● REQUIREMENT: Sort through the data and copy the lines holding the word "First".

-- EXERCISE INPUTS follows --

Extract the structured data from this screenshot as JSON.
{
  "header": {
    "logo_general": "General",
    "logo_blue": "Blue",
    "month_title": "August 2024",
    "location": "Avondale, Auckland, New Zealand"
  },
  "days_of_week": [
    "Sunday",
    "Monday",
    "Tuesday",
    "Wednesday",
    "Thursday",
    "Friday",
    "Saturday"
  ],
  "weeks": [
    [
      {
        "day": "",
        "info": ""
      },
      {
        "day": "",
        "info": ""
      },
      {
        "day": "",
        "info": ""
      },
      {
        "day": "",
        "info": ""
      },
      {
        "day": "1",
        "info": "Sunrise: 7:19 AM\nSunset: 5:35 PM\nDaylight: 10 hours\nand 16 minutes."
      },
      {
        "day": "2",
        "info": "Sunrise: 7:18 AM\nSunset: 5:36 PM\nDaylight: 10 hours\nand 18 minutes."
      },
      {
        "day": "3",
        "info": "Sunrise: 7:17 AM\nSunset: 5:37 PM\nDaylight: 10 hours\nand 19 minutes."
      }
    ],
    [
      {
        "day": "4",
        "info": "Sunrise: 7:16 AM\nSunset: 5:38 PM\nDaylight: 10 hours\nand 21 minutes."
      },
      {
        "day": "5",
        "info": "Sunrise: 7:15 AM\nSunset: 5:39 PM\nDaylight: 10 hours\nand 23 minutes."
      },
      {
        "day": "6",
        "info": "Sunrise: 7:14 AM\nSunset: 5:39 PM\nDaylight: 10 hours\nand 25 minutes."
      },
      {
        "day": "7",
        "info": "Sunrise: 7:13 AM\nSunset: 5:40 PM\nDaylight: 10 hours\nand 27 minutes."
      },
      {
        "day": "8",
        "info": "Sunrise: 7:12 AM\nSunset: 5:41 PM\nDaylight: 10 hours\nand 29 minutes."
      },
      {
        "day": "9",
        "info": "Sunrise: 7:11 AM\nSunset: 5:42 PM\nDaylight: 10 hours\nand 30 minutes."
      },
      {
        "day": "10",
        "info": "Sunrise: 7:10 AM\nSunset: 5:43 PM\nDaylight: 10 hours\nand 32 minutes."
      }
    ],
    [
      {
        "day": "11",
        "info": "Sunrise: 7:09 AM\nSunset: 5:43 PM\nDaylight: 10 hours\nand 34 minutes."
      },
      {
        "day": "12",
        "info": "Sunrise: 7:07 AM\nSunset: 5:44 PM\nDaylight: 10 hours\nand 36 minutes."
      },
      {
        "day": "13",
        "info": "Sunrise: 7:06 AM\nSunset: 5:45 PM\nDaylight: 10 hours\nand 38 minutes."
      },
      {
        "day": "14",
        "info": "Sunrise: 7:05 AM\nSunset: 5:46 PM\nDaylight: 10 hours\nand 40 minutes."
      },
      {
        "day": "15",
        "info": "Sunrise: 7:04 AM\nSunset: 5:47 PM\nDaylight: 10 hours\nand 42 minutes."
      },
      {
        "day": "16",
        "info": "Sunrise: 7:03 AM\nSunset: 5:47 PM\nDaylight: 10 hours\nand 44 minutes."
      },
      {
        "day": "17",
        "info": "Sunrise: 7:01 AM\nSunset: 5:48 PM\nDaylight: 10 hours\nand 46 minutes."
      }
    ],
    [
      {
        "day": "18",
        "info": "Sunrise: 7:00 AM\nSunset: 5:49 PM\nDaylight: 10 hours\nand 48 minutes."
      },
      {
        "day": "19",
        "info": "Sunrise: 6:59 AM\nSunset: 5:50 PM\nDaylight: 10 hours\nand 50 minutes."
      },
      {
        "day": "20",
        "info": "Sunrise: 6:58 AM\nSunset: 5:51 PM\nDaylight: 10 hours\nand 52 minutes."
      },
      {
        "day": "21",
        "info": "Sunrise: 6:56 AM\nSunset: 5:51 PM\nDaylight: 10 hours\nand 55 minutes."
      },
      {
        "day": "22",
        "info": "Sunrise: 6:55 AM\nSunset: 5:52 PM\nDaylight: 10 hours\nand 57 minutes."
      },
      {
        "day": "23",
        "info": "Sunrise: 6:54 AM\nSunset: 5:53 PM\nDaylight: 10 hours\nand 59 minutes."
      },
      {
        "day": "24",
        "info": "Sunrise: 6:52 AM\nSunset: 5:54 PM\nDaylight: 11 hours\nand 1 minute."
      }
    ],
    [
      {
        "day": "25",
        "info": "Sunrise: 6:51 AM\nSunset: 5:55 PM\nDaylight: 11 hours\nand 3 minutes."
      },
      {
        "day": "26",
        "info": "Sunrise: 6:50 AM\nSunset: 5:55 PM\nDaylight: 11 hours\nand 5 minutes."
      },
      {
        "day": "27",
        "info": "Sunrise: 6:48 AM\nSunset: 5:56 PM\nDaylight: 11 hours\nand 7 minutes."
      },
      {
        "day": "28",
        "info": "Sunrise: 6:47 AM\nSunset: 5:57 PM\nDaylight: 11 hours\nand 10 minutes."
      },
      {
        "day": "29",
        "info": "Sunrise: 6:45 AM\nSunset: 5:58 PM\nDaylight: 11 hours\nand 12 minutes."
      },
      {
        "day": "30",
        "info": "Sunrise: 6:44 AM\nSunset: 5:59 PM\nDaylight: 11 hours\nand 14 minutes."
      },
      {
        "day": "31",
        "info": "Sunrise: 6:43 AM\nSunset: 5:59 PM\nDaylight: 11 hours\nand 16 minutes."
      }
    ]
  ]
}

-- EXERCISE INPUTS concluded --
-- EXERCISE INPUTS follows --

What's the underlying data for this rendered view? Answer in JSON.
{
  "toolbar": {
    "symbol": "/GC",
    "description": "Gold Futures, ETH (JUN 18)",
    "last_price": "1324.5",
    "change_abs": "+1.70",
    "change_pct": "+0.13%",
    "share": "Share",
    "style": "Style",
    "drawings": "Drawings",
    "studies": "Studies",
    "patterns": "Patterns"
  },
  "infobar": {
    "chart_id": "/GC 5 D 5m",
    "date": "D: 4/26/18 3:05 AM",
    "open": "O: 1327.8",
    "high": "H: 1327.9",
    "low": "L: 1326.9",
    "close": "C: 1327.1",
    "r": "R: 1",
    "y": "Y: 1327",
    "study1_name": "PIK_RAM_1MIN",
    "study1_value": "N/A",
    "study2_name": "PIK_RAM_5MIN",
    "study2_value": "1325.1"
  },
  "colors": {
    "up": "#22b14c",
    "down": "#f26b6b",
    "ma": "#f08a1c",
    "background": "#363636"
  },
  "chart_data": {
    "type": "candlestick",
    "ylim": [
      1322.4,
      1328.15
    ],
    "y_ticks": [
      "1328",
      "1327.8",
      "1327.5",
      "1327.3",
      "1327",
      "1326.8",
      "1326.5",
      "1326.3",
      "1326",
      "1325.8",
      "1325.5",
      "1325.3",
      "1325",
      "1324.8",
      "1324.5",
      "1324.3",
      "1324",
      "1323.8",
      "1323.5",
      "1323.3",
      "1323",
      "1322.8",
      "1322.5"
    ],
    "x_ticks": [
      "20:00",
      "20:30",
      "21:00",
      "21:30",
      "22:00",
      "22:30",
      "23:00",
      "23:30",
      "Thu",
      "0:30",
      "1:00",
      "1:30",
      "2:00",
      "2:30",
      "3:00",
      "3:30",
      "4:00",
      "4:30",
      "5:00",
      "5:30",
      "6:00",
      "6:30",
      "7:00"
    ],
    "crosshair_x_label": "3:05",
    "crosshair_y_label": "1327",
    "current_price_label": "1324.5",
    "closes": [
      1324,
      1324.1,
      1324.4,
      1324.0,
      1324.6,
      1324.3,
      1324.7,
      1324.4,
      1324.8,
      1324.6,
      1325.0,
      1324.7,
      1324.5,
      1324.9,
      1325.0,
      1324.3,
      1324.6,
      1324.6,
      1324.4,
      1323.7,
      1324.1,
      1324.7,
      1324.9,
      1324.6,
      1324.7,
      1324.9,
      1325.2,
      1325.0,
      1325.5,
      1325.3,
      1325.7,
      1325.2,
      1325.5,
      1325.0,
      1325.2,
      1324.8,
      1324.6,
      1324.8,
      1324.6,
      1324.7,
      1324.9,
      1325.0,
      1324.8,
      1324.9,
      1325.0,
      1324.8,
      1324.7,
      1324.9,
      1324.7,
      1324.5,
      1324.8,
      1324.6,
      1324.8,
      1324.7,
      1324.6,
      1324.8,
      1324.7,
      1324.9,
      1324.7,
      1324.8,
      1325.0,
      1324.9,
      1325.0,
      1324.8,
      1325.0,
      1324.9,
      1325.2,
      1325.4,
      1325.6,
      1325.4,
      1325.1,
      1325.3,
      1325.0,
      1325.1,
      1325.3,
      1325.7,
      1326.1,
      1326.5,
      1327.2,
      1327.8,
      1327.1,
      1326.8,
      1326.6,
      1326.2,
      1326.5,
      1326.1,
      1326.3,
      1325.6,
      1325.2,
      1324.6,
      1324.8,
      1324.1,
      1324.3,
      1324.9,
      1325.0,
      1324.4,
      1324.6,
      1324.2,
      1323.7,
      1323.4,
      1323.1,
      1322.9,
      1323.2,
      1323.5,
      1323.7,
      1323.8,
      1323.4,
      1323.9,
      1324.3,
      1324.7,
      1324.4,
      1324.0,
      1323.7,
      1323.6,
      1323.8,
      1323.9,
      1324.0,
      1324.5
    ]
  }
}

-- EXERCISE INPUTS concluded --
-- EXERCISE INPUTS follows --

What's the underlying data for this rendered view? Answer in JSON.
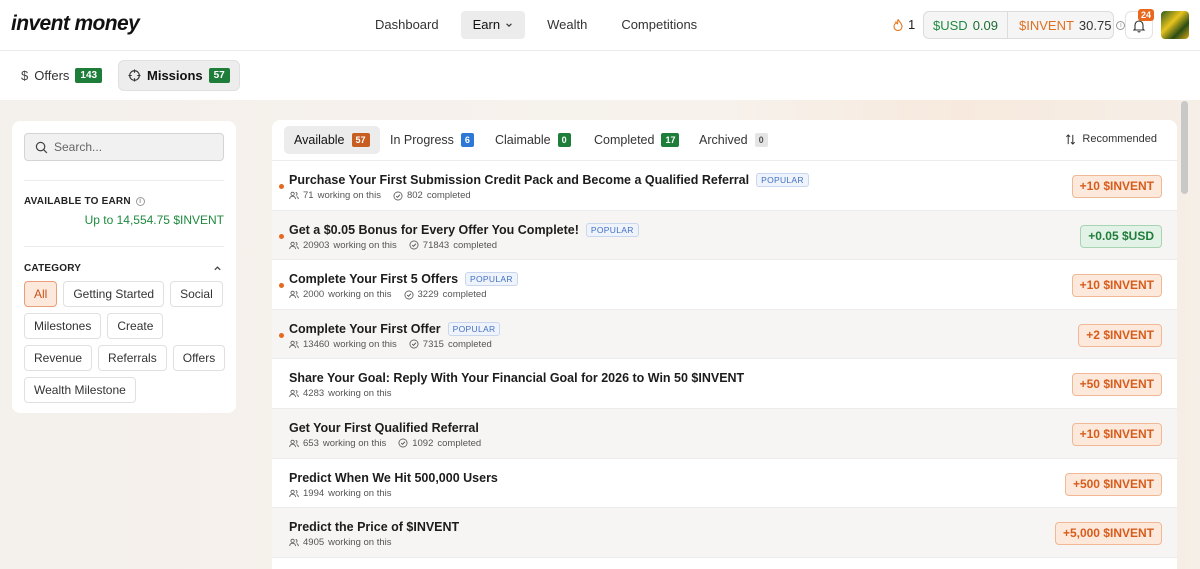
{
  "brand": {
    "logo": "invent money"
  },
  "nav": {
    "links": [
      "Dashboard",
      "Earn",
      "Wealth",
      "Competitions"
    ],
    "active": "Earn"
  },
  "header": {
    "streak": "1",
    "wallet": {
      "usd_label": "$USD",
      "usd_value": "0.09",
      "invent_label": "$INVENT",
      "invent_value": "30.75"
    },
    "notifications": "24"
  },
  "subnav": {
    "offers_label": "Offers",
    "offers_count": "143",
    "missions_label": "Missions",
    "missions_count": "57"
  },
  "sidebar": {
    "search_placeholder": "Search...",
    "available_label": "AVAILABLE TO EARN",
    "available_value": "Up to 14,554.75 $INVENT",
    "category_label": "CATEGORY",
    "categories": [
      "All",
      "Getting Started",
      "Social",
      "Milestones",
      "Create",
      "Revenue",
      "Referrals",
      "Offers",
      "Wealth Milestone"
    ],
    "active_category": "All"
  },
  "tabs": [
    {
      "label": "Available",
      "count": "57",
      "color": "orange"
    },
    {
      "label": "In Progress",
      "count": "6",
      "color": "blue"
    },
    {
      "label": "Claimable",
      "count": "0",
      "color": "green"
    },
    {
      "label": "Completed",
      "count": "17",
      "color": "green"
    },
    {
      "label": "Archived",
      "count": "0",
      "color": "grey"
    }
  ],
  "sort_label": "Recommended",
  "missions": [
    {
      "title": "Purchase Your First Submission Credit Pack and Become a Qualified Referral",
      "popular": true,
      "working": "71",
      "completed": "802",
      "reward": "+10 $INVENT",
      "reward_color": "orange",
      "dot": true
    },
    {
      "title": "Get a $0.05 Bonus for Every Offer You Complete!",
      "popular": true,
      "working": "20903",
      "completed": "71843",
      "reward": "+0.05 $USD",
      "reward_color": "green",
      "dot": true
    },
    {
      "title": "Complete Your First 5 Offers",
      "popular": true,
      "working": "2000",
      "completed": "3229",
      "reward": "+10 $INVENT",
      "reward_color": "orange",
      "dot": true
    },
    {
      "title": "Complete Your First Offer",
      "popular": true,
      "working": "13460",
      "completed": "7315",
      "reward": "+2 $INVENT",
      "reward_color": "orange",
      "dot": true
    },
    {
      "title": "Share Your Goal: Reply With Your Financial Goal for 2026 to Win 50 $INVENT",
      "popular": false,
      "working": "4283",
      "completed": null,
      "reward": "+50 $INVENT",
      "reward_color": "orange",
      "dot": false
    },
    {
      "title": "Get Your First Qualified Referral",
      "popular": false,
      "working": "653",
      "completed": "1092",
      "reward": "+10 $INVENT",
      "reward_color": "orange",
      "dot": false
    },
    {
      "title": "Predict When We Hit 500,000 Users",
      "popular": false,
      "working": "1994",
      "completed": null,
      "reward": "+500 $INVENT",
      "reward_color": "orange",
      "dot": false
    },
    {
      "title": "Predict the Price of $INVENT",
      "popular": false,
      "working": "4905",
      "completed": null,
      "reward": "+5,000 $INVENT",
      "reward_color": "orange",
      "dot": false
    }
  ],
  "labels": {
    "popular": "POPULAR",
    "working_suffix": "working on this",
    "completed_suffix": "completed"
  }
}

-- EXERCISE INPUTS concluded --

● RESPONSE AREA:
      "title": "Purchase Your First Submission Credit Pack and Become a Qualified Referral",
      "title": "Complete Your First 5 Offers",
      "title": "Complete Your First Offer",
      "title": "Get Your First Qualified Referral",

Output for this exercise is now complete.